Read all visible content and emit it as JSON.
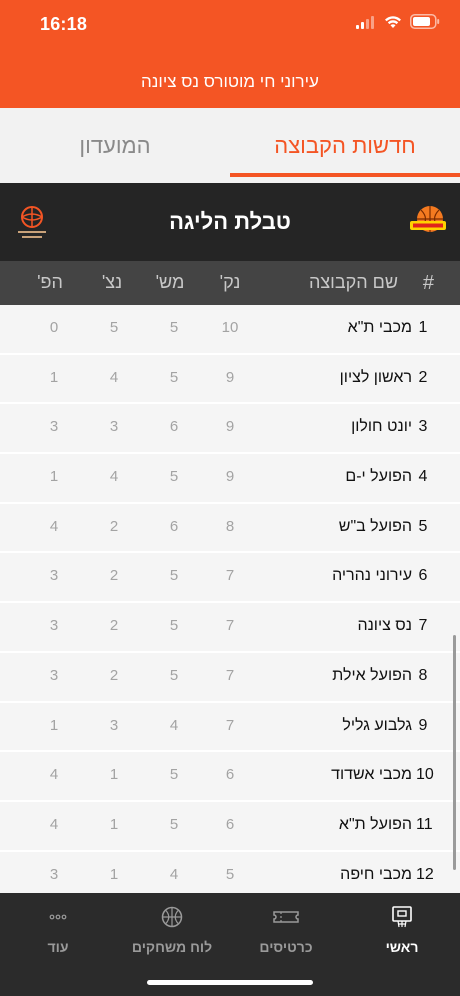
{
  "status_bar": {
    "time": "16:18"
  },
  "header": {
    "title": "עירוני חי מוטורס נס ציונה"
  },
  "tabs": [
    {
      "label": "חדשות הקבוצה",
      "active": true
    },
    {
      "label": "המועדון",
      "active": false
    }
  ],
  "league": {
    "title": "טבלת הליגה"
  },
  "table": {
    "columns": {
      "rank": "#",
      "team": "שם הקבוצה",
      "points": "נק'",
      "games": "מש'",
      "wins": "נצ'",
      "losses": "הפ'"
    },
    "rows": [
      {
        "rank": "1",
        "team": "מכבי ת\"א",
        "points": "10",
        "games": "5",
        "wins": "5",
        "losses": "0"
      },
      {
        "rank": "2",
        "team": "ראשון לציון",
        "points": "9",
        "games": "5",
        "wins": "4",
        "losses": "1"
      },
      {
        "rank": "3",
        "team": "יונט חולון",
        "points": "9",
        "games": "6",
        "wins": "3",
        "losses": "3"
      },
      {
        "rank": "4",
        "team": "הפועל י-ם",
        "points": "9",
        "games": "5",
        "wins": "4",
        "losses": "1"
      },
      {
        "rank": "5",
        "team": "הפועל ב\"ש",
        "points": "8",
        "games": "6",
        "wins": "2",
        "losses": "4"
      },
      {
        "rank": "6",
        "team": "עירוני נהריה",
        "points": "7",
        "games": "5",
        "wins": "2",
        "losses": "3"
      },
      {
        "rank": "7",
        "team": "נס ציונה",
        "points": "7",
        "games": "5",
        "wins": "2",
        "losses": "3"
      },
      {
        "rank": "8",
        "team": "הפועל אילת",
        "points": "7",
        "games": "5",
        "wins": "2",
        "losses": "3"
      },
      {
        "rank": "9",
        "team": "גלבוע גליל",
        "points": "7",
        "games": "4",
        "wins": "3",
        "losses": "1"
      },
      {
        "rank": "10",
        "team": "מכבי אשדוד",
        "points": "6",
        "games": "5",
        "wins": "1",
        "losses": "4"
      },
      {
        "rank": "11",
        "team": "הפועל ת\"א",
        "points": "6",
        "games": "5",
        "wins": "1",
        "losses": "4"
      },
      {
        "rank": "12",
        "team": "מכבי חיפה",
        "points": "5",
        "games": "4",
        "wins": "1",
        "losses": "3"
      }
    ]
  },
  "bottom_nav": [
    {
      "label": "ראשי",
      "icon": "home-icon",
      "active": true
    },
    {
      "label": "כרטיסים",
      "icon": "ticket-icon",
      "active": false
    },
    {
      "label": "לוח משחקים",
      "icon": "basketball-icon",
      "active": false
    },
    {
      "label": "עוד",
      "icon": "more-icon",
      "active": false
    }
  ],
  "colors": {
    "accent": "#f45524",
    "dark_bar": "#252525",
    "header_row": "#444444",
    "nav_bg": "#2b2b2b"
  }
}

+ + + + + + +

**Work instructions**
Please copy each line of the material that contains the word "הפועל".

**Output below**
        "team": "הפועל י-ם",
        "team": "הפועל ב\"ש",
        "team": "הפועל אילת",
        "team": "הפועל ת\"א",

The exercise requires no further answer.